At the end of last year I almost died. It was in the news, but that’s not really the point. The short version of the story is that I took a trip in a friend’s small plane which ran out of fuel. We were fortunate to land successfully on the highway. It was, to be sure, a scary experience that would encourage anyone to re-evaluate his or her life goals and choices – or at the very least, make one leery of flying again anytime soon.
Those tense moments between realizing we were out of fuel and landing remarkably smoothly in the midst of traffic seemed to go on for a very long time. During them, I was surprised not by what did happen, but by what didn’t. I didn’t feel panicked or afraid of dying (though I thought we likely would all die). I didn’t see my life flash before my eyes. I didn’t think of all the things left unfinished, unsaid, or undone in my life. In short, I was ready. Don’t misunderstand me, I didn’t want to die. But I felt that my life was complete. I wasn’t thinking of all the things I had yet to experience, or all the changes I wanted to make.
Here’s what did happen: I remember breathing. I remember asking silently for help. I remember checking on the people I was with. I remember encouraging our pilot.
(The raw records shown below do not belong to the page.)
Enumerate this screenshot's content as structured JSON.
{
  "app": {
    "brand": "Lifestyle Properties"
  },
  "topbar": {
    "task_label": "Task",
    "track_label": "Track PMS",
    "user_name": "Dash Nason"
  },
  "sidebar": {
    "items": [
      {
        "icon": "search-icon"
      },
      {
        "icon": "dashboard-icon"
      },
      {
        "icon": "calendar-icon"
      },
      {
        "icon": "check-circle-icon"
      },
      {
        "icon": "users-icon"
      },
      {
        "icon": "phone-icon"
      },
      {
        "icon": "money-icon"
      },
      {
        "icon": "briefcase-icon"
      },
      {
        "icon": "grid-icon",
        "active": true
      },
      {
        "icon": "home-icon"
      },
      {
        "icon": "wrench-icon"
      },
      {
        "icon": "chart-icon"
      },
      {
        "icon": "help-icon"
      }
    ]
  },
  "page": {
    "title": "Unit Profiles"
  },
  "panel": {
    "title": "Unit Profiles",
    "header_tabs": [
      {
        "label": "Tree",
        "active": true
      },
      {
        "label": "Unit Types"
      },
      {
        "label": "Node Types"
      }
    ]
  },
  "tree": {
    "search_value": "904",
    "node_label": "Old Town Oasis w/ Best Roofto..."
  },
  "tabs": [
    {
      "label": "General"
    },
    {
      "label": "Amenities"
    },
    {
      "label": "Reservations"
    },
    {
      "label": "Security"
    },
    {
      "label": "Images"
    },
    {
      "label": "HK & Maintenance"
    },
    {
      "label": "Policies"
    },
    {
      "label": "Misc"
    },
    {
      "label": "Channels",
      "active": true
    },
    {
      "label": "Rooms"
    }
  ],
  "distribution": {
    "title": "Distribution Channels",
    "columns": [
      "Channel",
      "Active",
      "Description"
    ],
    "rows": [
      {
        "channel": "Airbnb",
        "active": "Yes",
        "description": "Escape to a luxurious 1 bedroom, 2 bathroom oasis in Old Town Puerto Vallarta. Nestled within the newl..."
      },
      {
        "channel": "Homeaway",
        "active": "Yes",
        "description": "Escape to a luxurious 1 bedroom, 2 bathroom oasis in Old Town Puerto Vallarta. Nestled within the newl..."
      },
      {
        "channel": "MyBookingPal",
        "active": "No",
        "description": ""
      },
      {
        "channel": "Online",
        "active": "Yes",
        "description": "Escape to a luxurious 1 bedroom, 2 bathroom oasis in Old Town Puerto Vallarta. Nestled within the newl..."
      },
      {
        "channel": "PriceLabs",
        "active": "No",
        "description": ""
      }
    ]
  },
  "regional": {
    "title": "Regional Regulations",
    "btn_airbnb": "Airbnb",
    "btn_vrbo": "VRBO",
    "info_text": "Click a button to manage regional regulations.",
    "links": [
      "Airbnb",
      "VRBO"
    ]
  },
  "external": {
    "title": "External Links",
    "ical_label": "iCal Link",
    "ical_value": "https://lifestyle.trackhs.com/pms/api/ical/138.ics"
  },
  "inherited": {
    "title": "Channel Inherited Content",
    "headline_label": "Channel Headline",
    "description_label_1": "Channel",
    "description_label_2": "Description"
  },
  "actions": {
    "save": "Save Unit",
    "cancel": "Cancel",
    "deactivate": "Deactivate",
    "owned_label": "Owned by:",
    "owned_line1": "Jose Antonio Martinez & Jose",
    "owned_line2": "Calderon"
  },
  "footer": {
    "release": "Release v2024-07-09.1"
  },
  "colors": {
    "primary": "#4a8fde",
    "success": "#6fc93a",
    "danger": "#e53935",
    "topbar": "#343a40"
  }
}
I remember being surprised and grateful when we landed safely, as smoothly as we might have on a runway.
Later, my traveling companions commented on how calm I had been throughout the experience. It’s probably relevant for me to add here that I have not been, historically, a calm person. In fact, when I first began my own spiritual practice in 2003 it was to cope with anxiety and depression. After further reflection, I realized that my practice has benefited me in ways that were surprising, even to me.
In the last 8-9 years I’ve experienced my share of frustration, loss and disappointment. But fundamentally, it would seem that everything is in its right place, in divine order. While my life doesn’t look the way I thought it would, or the way I wanted it to, I’m living free from the tyranny of the past: free from intense regrets or incompletes that drain my energy. I have a history of authentic and varied relationships and life experiences. Most importantly, I’m living the choices that reflect my values. And these are the true benefits of a spiritual practice, examples of what it means to live a whole life.
I’m happy with who I have been, who I am now, and who I am becoming.
It was – and it is – well with my soul.